Reality Check for 'Roe'
With the hard right hoping for reversal, the black-and-white war over abortion finds itself immersed in shades of gray.
But where is the "hard left" that's so extreme they would abort a baby that was mistakenly born alive? Even as they claim the abortion debate is more ambiguous than either side would like, reporters Evan Thomas and Martha Brant are still displaying their labeling imbalance:
The hard-line anti-abortion crusaders may be disappointed by the legal realities, at least in the short term. At the same time, the pro-abortion-rights interest groups are just beginning to grapple with an uncomfortable truth: that many of the million-odd women who have abortions every year are deeply troubled, if not guilt-ridden.
There's more labeling imbalance, as "conservative legal strategists" suggest South Dakota's new anti-abortion law won't win over the Supreme Court, while:
...the pro-abortion-rights groups are still partly in denial. Last month William Saletan of Slate, the online magazine, wrote an op-ed piece in The New York Times that has set off a buzz of controversy. "It's bad to kill a fetus," wrote Saletan. "You can't eliminate the moral question by ignoring it." But Nancy Keenan, the new president of NARAL, throws up her hands at Saletan's characterization of abortion as "bad," and exclaims, "There it is again! Judgment!"
Even at the story's end, as a "liberal" label surfaces, it's not directed at the abortion advocates, who are merely "old-line" (not "hard-line") believers:
This week [Frances] Kissling and the Center for American Progress, a liberal think tank, are hosting an unusual summit meeting in Washington between old-line true believers and middle-of-the-roaders.
It may be that leftist media-watch groups will complain about this article, too, especially the first line:
At first glance, it appeared that the forces of the pro-life movement were on the march last week. The U.S. Supreme Court agreed to hear a case on partial-birth abortions...
You can just imagine the outrage over an "objective" publication like Newsweek using the word "pro-life" and using "partial-birth abortion" without the perennial dismissive modifiers, or even quotation marks. (In fact, that may have spurred the headline writers to go for the "hard right" label.) But it's rather clear as you read through the piece that the writers are rooting for the liberal side, although I'm guessing they felt that this was a pretty tough piece for the "pro-choice" side (they use that old label, too).
You might not want to read the way the abortion clinics try to persuade their clients they're not bad people as they consent to their child's destruction:
A growing number of clinics are coming up with coping strategies. At her Pittsburgh clinic, Claire Keyes encourages patients to write their feelings on a paper heart that she later tacks to the waiting-room wall. "I love you even though I know in my heart I can't keep you," reads one of about a thousand hearts, which have now overflowed into binders.
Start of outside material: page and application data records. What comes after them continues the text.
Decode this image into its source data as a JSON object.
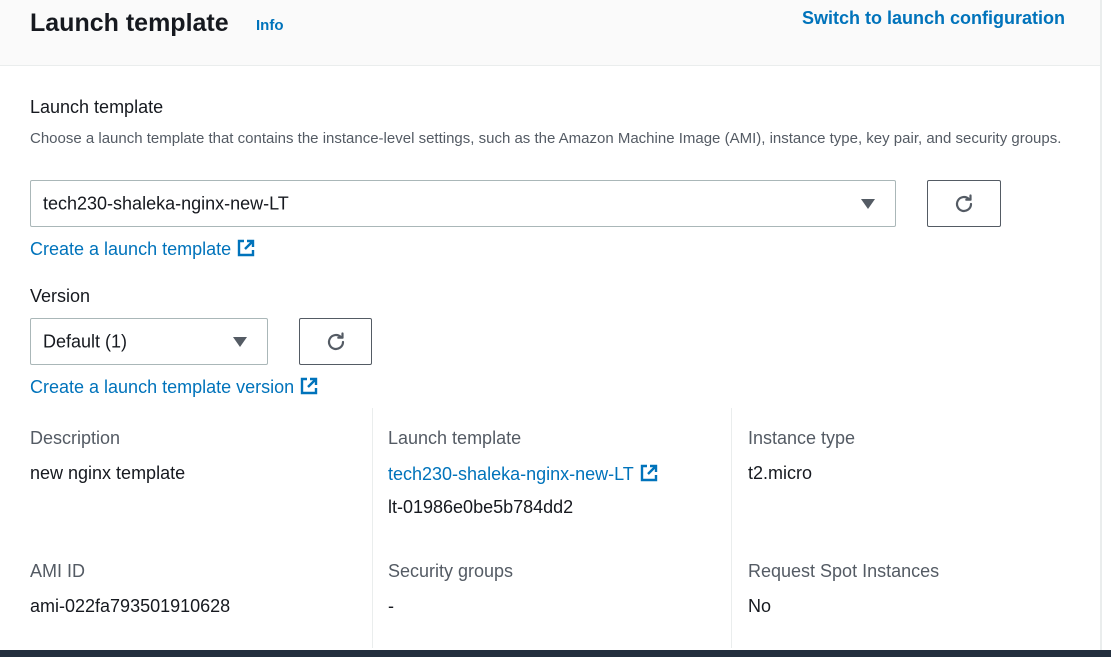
{
  "header": {
    "title": "Launch template",
    "info_label": "Info",
    "switch_label": "Switch to launch configuration"
  },
  "launch_template_field": {
    "label": "Launch template",
    "description": "Choose a launch template that contains the instance-level settings, such as the Amazon Machine Image (AMI), instance type, key pair, and security groups.",
    "selected_value": "tech230-shaleka-nginx-new-LT",
    "create_link": "Create a launch template"
  },
  "version_field": {
    "label": "Version",
    "selected_value": "Default (1)",
    "create_link": "Create a launch template version"
  },
  "details": {
    "description": {
      "label": "Description",
      "value": "new nginx template"
    },
    "launch_template": {
      "label": "Launch template",
      "name": "tech230-shaleka-nginx-new-LT",
      "id": "lt-01986e0be5b784dd2"
    },
    "instance_type": {
      "label": "Instance type",
      "value": "t2.micro"
    },
    "ami_id": {
      "label": "AMI ID",
      "value": "ami-022fa793501910628"
    },
    "security_groups": {
      "label": "Security groups",
      "value": "-"
    },
    "request_spot": {
      "label": "Request Spot Instances",
      "value": "No"
    }
  },
  "icons": {
    "refresh": "refresh-icon",
    "external": "external-link-icon",
    "caret": "caret-down-icon"
  },
  "colors": {
    "link": "#0073bb",
    "text": "#16191f",
    "secondary_text": "#545b64",
    "header_bg": "#fafafa",
    "bottom_bar": "#232f3e"
  }
}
Keyes gives each patient a polished semiprecious stone to imbue with whatever meaning she wants. The two clinics that permit late-term abortions let their patients hold the fetus in a blanket.
Brent Bozell wrote that up a while back when it was celebrated in Glamour magazine.
Newsweek is that same magazine which carried this bizarre quote that earned the magazine a prominent place in our review of the first ten years of the MRC in 1997:
"Sadly, many home remedies could damage a fetus instead of kill it."
-- Newsweek Senior Editor Melinda Beck on self-performed abortions, July 17, 1989 issue.